Then she began to unpack how this all plays itself out and what we can help kids do about it, and it all started to make sense.
Sixth graders are FORGETFUL.
For many middle school kids, if it’s out of sight, it’s out of mind. Sure, you will have an outlier that will be hyper-focused on their schedule and being organized. But for many of them, remembering events and details is simply not in their skill set quite yet. Whatever it is—homework, soccer games, school projects, anything that is off in the future—keeping track of and completing the tasks will be difficult for these kids without some help.
For parents, the best we can do for them is offer support. This doesn’t mean we become our child’s personal assistant, micro-managing every detail of their lives. Kids are learning how to be adults. They need to experience the tension of remembering tasks and events. But, as parents, we can be understanding of this stage in their development and offer help and solutions that will work for them.
• First of all, ask them what they think might help them remember XYZ. Getting them involved in the process will help them take more ownership of the plan.
• If they have a mobile device, teach them how to use reminders and calendar apps.
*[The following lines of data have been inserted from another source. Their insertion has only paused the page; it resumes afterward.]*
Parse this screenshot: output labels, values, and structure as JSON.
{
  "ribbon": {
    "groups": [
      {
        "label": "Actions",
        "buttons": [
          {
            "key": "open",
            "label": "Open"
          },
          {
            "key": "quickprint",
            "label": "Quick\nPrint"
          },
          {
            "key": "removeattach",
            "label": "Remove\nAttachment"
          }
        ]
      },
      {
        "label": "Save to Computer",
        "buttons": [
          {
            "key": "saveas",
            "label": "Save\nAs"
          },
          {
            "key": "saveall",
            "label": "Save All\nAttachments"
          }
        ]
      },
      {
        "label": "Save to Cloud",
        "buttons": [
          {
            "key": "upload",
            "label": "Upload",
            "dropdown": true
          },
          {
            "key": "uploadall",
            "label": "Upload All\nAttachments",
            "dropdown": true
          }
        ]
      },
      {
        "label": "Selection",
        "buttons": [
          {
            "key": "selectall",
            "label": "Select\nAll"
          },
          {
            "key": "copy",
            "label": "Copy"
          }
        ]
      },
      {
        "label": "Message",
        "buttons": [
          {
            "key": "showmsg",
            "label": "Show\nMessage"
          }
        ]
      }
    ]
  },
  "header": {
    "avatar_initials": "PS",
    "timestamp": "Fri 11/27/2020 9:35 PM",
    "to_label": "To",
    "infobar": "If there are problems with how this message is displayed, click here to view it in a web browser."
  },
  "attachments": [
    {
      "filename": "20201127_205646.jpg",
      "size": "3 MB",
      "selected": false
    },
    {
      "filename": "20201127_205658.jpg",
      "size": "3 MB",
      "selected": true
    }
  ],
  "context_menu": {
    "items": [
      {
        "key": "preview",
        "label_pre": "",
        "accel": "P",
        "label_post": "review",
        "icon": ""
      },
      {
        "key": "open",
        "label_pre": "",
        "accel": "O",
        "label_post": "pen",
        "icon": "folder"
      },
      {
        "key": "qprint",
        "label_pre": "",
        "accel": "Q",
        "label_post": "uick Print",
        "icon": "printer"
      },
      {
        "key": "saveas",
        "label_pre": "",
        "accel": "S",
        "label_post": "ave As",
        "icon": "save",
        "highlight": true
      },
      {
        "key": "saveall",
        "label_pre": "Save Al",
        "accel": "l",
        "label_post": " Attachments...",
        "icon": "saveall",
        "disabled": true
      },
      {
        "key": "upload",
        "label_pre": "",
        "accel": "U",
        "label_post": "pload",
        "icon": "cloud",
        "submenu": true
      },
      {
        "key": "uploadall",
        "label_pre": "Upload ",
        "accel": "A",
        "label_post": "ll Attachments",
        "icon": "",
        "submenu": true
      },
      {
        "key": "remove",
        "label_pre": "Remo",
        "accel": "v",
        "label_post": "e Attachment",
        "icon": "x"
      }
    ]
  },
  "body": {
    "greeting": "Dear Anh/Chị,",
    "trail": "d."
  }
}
• If Post-It notes are more your style, teach your kids to put them front and center on the fridge or the front door or door to the garage where they will see it before heading out for the day.
Do something to help, otherwise our kids won’t be set up to win and might give up. These are learned skills, and middle school is the perfect time to practice them.
Sixth graders make POWER PLAYS.
Much like those years of the terrible twos, your middle school kids are testing their boundaries. Because they are so “me focused,” most of the time that boundary-testing looks like trying to control situations with peers, siblings and parents. Simply put, they want to be in charge. And this is only natural. As kids get older and mature into adults, independence is inevitable. But independence is different than controlling their world.
As adults, we understand that just because we are independent, it doesn’t mean that we can do whatever we want. Sure, we can eat ice cream for breakfast, but deciding to skip out on a project for work isn’t such a great idea. In a sixth grader’s mind, the ice cream and the work project are the same thing and hold equal weight.
As parents, we have opportunity to help them understand the difference. We need to pick our battles wisely. And time our battles wisely. Arguing does little good if the argument escalates into a fight. Know your kids; it might be best to wait to talk through the merits of the power play your kids are trying to make. Let everyone cool down, and have a civilized discussion when everyone is calm.
When possible, give them the power to make choices that will help give them a sense of control; where to go for dinner, what to wear to school, how to fix their hair or what to do for family night. And let them fail. If they choose not to finish their schoolwork or complete a project, allow them to feel the consequences of that. They will soon understand that there are some things you just have to do even if you don’t want to do them.
If you’re not sure where to start, Love and Logic has some great resources for the tween and teen years.
Sixth graders have WORRIES.
They might not ever show it. They feel so big and grown up going into middle school, but kids have insecurities. Because they’re forgetful, they worry that they’ll misplace something important. They worry if they’ll have a best friend. They worry if people will like them or like what they’re wearing. They worry about silly things like whether or not they’ll get the “cheese touch.”
Often middle school kids will mirror the emotions of their peers; they will worry about what their friends worry about. Your child may not be going through anything, but they will think their world is crashing in because their best friend’s world is actually crashing in.
For parents, we need to remember that our kids just want a safe place to belong and feel connected. Middle school friendships are fickle. Let home be a place where they will experience unconditional love and acceptance regardless of what’s happening. Help them find a small group of peers and trusted adults who will do the same.
This is an adventure. And helping your child with a solution that works today might not work tomorrow. But that doesn’t mean we stop trying to help our kids. We’re not raising middle school students. We’re raising adults whom we want to see succeed in this world.
These are only three characteristics, what would you add to this list?
What are some ways you help your middle school child cope with these sorts of characteristics?